But what the vast majority of non-scientists do not understand and tend to ask me, is how in the world can any scientist make a prediction about what could happen 100 years in the future? Especially when weather forecasts on the evening news cannot even get the weather correct one week from now? A valid, and important, question. The answer is very sophisticated climate models and computer simulations.

"Huh??" is a typical reaction when someone hears this for the first time. Computer simulations involve taking a mathematical model, and in this case, for a global climate system, the sets of mathematical equations relevant to the system are crazy hard to solve...nonlinear, partial differential equations for a huge number of different phenomena, all interacting with each other to lead to what we observe in nature. So difficult is the math that no one can possibly solve these with pencil and paper, and worse yet no one can possibly run these crazy hard equations through time by hand. But with powerful, crazy fast computers that can do trillions of calculations per second (i.e. supercomputing systems), one can code up the equations and figure out solutions to them. The result is a prediction over time of what the world may look like given an initial set of conditions to start the calculations.
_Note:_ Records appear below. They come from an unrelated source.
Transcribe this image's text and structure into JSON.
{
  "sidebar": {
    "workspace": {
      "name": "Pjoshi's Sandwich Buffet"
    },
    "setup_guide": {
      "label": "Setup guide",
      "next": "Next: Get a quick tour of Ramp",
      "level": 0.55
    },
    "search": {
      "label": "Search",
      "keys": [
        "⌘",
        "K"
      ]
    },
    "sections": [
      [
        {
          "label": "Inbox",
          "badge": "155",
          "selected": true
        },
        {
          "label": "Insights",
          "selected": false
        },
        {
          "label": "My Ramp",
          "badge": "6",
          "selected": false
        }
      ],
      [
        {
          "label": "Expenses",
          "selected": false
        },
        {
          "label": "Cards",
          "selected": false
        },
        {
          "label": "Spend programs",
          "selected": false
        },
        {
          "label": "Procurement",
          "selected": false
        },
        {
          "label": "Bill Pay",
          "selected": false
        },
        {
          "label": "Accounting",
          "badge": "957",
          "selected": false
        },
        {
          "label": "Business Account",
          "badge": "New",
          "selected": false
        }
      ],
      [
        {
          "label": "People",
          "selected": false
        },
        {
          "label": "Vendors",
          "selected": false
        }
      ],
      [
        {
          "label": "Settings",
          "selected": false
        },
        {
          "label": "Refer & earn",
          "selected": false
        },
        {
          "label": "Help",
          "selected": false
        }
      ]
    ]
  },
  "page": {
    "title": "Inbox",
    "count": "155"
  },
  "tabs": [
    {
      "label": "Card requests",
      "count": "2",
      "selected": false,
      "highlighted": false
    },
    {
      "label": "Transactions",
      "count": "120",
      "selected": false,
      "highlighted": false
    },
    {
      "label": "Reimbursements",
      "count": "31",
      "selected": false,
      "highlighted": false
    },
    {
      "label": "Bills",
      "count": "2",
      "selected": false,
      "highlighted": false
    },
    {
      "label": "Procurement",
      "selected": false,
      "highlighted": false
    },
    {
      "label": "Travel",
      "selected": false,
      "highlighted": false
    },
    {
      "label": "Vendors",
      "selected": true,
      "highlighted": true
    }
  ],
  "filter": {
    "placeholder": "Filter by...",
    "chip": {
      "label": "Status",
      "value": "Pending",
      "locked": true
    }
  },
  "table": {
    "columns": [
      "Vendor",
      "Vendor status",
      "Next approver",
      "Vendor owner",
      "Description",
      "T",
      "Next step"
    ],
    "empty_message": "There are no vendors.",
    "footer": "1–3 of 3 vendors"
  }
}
How does a scientist have any confidence that results spewing from the computer are at all realistic? How do we know if anything about the simulation is believable or reliable? Well, one can look at past climates and events that affected climate, and put those conditions into the computer model and simulation. Run the simulations for past events and conditions, and compare the simulated predictions to real data and results that are measured - if the real data and simulated results overlap, then one has some confidence that the simulation is working properly. Do this for a large number of past events, and if all of them are showing good overlap with actual data, then confidence grows.

One can then make predictions with the simulations, even for past data and climates. One can change the parameter values for all sorts of things, leaving others fixed in value, to see if the changed values can make significant changes in climate by themselves. When one does this with natural parameters one does not get the increases in temperatures that are measured over the past century (especially since the 1970s). However, when one changes the greenhouse gas parameters, that alone creates the increase in temperatures we observe. Computer simulations are one avenue to show that human contributions to increased greenhouse gases has caused the increase in global temperatures.

For an excellent example of all this in action, check our the TED talk by Gavin Schmidt. He shows the process of making the models, and shows predictions for the future, having gone through the calibration and verification process described above.

Sunday, October 30, 2016

Getting students active outside of the classroom

Here is a link I was fortunate to have published on the Varkey Foundation blog. It deals with having as a teaching goal to get each student to try something, no matter how big or small, outside of the classroom, and not as a grade or extra credit, but just because they are hooked on something and want to do it on their own! It is a challenge, for sure, but can be done. And if teachers have this mindset, it helps them to encourage applications of the material taught in class, as well as promote creativity and curiosity in students. I think these life skills are generally more important than much of the content we teach in just about any course. The link is here. Note that there are other important blog posts from other Global Teacher Prize finalists on the Varkey site - we can all learn from some of the very best teachers on the planet!